[GIVEN RECORDS — start]

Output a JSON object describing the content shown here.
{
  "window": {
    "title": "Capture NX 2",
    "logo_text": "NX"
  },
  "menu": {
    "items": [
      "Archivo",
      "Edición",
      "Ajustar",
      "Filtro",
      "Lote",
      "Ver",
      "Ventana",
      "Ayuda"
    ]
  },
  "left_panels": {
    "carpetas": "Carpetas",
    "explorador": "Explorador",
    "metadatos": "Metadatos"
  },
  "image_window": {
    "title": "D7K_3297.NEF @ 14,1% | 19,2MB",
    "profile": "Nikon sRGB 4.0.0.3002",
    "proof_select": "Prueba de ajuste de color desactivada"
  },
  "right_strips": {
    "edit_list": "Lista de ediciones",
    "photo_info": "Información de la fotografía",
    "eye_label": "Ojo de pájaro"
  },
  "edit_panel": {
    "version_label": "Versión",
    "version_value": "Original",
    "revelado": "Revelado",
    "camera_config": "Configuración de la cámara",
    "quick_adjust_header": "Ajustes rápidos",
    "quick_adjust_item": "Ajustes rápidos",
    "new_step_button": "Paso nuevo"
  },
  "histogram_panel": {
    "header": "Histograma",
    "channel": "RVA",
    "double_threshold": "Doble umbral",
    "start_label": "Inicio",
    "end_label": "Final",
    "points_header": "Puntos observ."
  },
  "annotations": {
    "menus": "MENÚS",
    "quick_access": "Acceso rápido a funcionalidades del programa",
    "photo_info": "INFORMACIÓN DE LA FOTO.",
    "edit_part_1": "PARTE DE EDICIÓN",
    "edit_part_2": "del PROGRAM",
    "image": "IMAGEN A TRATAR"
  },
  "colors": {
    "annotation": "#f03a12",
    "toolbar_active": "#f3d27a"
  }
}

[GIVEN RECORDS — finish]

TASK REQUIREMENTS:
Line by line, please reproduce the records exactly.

EXERCISE SOLUTION:
Output a JSON object describing the content shown here.
{
  "window": {
    "title": "Capture NX 2",
    "logo_text": "NX"
  },
  "menu": {
    "items": [
      "Archivo",
      "Edición",
      "Ajustar",
      "Filtro",
      "Lote",
      "Ver",
      "Ventana",
      "Ayuda"
    ]
  },
  "left_panels": {
    "carpetas": "Carpetas",
    "explorador": "Explorador",
    "metadatos": "Metadatos"
  },
  "image_window": {
    "title": "D7K_3297.NEF @ 14,1% | 19,2MB",
    "profile": "Nikon sRGB 4.0.0.3002",
    "proof_select": "Prueba de ajuste de color desactivada"
  },
  "right_strips": {
    "edit_list": "Lista de ediciones",
    "photo_info": "Información de la fotografía",
    "eye_label": "Ojo de pájaro"
  },
  "edit_panel": {
    "version_label": "Versión",
    "version_value": "Original",
    "revelado": "Revelado",
    "camera_config": "Configuración de la cámara",
    "quick_adjust_header": "Ajustes rápidos",
    "quick_adjust_item": "Ajustes rápidos",
    "new_step_button": "Paso nuevo"
  },
  "histogram_panel": {
    "header": "Histograma",
    "channel": "RVA",
    "double_threshold": "Doble umbral",
    "start_label": "Inicio",
    "end_label": "Final",
    "points_header": "Puntos observ."
  },
  "annotations": {
    "menus": "MENÚS",
    "quick_access": "Acceso rápido a funcionalidades del programa",
    "photo_info": "INFORMACIÓN DE LA FOTO.",
    "edit_part_1": "PARTE DE EDICIÓN",
    "edit_part_2": "del PROGRAM",
    "image": "IMAGEN A TRATAR"
  },
  "colors": {
    "annotation": "#f03a12",
    "toolbar_active": "#f3d27a"
  }
}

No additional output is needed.